This article was written by US parent Bostonmom for

A link can be found here cares review.

The CARES harness (A$99.95 at Little Gulliver) seemed like the perfect solution to my concerns about flying for the first time with my four-year-old son.  While my son loves riding in the car and has never complained about sitting in his car seat (thankfully!),this would be the first time he would spend several hours on a plane. In particular, I was nervous about whether he would sit still with just a lap belt restraining him.

Installing the harness was easy, but required an awkward moment of asking the person behind us to move her tray table down while we installed the wrap-around strap.  If my son had been seated on the aisle, this may have been an easier installation, but he insisted on sitting by the window.  Installing the Cares Harness while kneeling on the middle seat and trying not to hit my head on the overhead bins was tricky. If there were some way for the system to work without having to bother another passenger, that would make it better.

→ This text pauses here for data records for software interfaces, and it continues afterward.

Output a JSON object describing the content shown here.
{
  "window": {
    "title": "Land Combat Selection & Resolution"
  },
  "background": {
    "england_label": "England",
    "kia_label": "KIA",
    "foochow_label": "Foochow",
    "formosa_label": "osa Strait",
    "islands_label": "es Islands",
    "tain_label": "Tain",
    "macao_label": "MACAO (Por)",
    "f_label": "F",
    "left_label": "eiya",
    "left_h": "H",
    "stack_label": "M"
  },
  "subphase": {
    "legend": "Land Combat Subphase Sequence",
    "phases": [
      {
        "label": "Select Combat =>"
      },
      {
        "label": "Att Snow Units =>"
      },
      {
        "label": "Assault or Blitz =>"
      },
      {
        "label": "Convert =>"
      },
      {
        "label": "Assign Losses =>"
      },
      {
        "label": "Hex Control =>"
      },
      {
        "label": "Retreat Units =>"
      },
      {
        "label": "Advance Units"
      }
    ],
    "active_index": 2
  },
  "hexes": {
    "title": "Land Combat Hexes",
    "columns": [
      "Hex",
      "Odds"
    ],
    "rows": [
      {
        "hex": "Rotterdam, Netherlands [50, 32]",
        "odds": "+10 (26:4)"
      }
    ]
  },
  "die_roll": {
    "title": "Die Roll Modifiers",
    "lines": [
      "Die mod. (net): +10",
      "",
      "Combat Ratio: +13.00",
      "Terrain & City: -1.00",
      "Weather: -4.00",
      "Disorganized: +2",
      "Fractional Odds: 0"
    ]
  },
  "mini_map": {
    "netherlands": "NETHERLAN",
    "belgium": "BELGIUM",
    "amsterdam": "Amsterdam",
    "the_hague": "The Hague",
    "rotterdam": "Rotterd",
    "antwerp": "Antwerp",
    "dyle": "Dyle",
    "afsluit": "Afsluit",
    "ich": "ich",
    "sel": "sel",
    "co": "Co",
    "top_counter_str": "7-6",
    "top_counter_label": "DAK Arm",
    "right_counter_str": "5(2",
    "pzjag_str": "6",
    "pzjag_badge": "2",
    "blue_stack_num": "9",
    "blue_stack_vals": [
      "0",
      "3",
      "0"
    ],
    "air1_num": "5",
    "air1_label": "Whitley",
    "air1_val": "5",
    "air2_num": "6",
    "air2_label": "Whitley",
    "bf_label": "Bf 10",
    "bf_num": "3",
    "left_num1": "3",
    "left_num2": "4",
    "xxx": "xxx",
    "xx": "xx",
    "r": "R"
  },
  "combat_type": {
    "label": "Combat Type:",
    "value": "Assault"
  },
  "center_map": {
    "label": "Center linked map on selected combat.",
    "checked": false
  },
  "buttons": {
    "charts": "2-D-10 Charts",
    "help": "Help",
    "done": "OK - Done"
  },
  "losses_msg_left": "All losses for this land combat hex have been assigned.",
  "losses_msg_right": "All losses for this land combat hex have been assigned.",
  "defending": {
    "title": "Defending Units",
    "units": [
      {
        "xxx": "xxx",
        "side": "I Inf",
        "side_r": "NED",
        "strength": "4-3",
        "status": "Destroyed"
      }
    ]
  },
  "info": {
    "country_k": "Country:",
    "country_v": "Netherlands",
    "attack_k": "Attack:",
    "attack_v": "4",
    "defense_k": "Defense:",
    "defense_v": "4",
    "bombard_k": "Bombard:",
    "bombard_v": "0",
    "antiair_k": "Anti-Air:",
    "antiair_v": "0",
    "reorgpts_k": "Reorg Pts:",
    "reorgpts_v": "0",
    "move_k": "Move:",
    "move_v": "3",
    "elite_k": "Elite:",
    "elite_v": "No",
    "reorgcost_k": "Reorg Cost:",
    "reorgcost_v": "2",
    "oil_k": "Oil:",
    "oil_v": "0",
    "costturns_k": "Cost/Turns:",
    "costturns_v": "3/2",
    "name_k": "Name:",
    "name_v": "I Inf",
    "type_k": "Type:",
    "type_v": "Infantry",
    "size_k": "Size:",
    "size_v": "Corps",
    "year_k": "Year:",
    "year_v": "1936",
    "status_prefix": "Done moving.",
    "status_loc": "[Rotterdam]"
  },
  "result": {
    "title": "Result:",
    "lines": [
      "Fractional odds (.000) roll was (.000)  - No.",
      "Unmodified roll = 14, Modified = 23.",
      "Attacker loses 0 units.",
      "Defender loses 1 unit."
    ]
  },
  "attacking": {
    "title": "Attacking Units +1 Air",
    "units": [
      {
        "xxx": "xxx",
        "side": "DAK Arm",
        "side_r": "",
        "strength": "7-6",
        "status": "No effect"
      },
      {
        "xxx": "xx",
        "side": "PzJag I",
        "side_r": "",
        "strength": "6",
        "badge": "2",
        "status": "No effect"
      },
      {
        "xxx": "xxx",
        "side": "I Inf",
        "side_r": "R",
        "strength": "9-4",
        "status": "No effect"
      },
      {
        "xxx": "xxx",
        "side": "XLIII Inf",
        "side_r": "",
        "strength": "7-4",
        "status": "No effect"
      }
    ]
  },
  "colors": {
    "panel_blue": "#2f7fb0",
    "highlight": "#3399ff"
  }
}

Once that part was done, though, strapping in our son was a breeze.  From that point on, the 4-point harness made my son feel like he was in his car seat at home rather than in an airplane.  Well, apart from the clouds passing by the window to show we were in the air.  My son really does enjoy being in his car seat, so we did not experience any problems with him getting antsy from being restrained by the Cares Harness.  It also may have helped that this was his first flight and he knew no other way of flying.  I would imagine that children who do not like being strapped in a car seat or who are used to flying with fewer physical restrictions may not appreciate this product in quite the same manner.

For the two-plus hour flight from Orlando to Boston, I was not interrupted by my son complaining about being buckled in, and he was much more contented than other children I witnessed climbing all over the aircraft without any seat belt being used except for takeoff and landing.  I was actually very close to offering up the harness to the family aside of us who probably could have gotten much better use out of it than we did!

The belts used to create this harness are very similar to those used for the lap belts, so the system looks like it belongs on the plane.  One might almost wonder why the airlines do not make these available to all families flyingJason_compressed photo with younger children.  It is a great concept that keeps kids safer than just using a lap belt.  We chose not to bring our car seat with us on the vacation and this product allowed us to keep our son safe without the hassle of lugging onboard a car seat.  We saw one family with twins carrying their car seats onto the plane, installing them, and then having to carry them out of the plane with them.  It looked like way too much for anyone to handle at the airport.

The only problem I encountered with the harness was my husband and his unwillingness to let me use it on the flight down to Florida, as he did not want to let me ask the person behind me if I could move his tray table to install the straps.

For families that travel frequently with young children over age two (or under age two and using an individual seat), this is a great product if you’re willing to bother the person behind you for a moment to install the Cares Harness. The price of $US 69.70 for the CARES harness is a little steep if you were planning to only use it once. With no visible expiration date, it certainly looks like it is made to last for a long time.

Here’s a quick summary:


  • Only FAA certified alternative to a car seat
  • 4-point harness that’s identical to your child’s car seat configuration
  • Durable material that’s made by the same company who makes airplane safety belts
  • Light (500 grams / 1 pound) and portable
  • You can check-in your 50 pound car seat instead of lugging it on board


  • Simple to install, but requires an awkward moment when you ask the passenger behind your child to put their tray table down.
  • No straps between the legs (the 5th safety point), so the straps have to be very snug or else smaller kids may slide down or wiggle out
  • Red strap sometimes doesn’t align flush for curved back seats
  • A big price tag if you don’t fly often

This article was written by US parent Bostonmom for 

A link can be found here cares review.